The focus of this article is the process of doing memory-work research. We tell the story of our experience of what it was like to use this approach. We were enthused to work collectively on a "discovery" project to explore a method with which we were unfamiliar. We hoped to build working relationships based on mutual respect and the desire to focus on methodology and its place in our psychological understanding. The empirical activities highlighted methodological and experiential challenges, which tested our adherence to the social constructionist premise of Haug's original description of memory work. Combined with practical difficulties of living across Europe, writing and analyzing the memories became contentious. We found ourselves having to address a number of tensions emanating from the work and our approach to it. We discuss some of these tensions alongside examples that illustrate the research process and the ways we negotiated the collective nature of the memory-work approach.
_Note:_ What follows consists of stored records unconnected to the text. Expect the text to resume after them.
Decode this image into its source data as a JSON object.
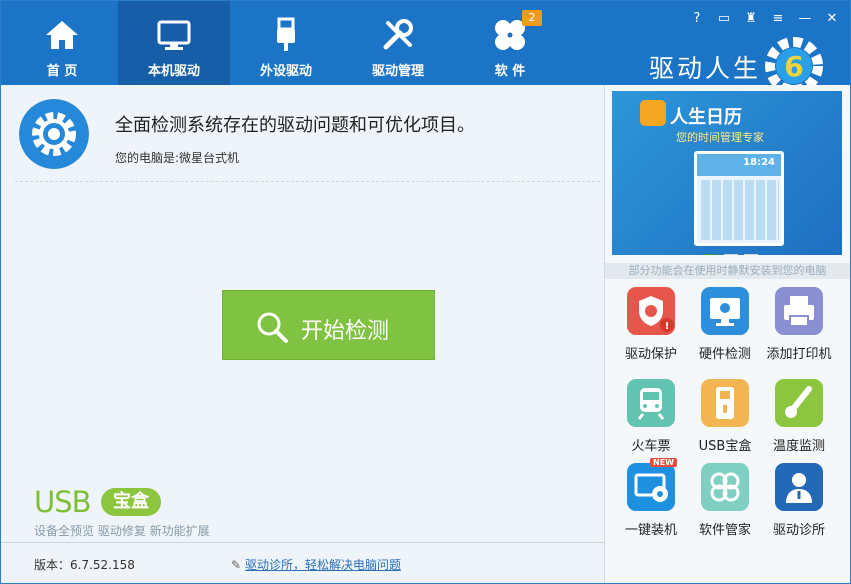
{
  "nav": {
    "items": [
      {
        "label": "首 页",
        "icon": "home-icon"
      },
      {
        "label": "本机驱动",
        "icon": "monitor-icon"
      },
      {
        "label": "外设驱动",
        "icon": "usb-plug-icon"
      },
      {
        "label": "驱动管理",
        "icon": "tools-icon"
      },
      {
        "label": "软 件",
        "icon": "apps-icon"
      }
    ],
    "software_badge": "2",
    "active_index": 1
  },
  "brand": {
    "name": "驱动人生",
    "version_mark": "6"
  },
  "main": {
    "headline": "全面检测系统存在的驱动问题和可优化项目。",
    "computer_info": "您的电脑是:微星台式机",
    "start_button": "开始检测"
  },
  "usb_box": {
    "logo_text": "USB",
    "logo_badge": "宝盒",
    "subtitle": "设备全预览 驱动修复 新功能扩展"
  },
  "footer": {
    "version": "版本：6.7.52.158",
    "clinic_link": "驱动诊所，轻松解决电脑问题"
  },
  "banner": {
    "title": "人生日历",
    "subtitle": "您的时间管理专家",
    "phone_time": "18:24"
  },
  "promo_text": "部分功能会在使用时静默安装到您的电脑",
  "tools": [
    {
      "label": "驱动保护",
      "icon": "shield-gear-icon",
      "color": "#e6564a"
    },
    {
      "label": "硬件检测",
      "icon": "monitor-gear-icon",
      "color": "#2d8fdc"
    },
    {
      "label": "添加打印机",
      "icon": "printer-icon",
      "color": "#8a8fd1"
    },
    {
      "label": "火车票",
      "icon": "train-icon",
      "color": "#62c3b0"
    },
    {
      "label": "USB宝盒",
      "icon": "usb-icon",
      "color": "#f2b552"
    },
    {
      "label": "温度监测",
      "icon": "thermometer-icon",
      "color": "#8cc63f"
    },
    {
      "label": "一键装机",
      "icon": "install-disc-icon",
      "color": "#1f8fe0",
      "tag": "NEW"
    },
    {
      "label": "软件管家",
      "icon": "clover-icon",
      "color": "#7fd0c2"
    },
    {
      "label": "驱动诊所",
      "icon": "doctor-icon",
      "color": "#2469b8"
    }
  ],
  "colors": {
    "topbar": "#1b74c6",
    "active_tab": "#165ea8",
    "start_button": "#80c342",
    "badge": "#f29a1c"
  }
}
Bibliographical noteThis is an Author's Accepted Manuscript of an article published in Frost, N. A., Eatough, V., Shaw, R., Weille, K. L., Tzemou, E., & Baraitser, L. (2012). Pleasure, pain and procrastination: reflections on the experience of doing memory-work research. Qualitative research in psychology, 9(3), 231-248. Qualitative research in psychology 2012 © 2012 Crown Copyright. Taylor & Francis, available online at: http://www.tandfonline.com/10.1080/14780887.2010.500355
- memory work
- qualitative research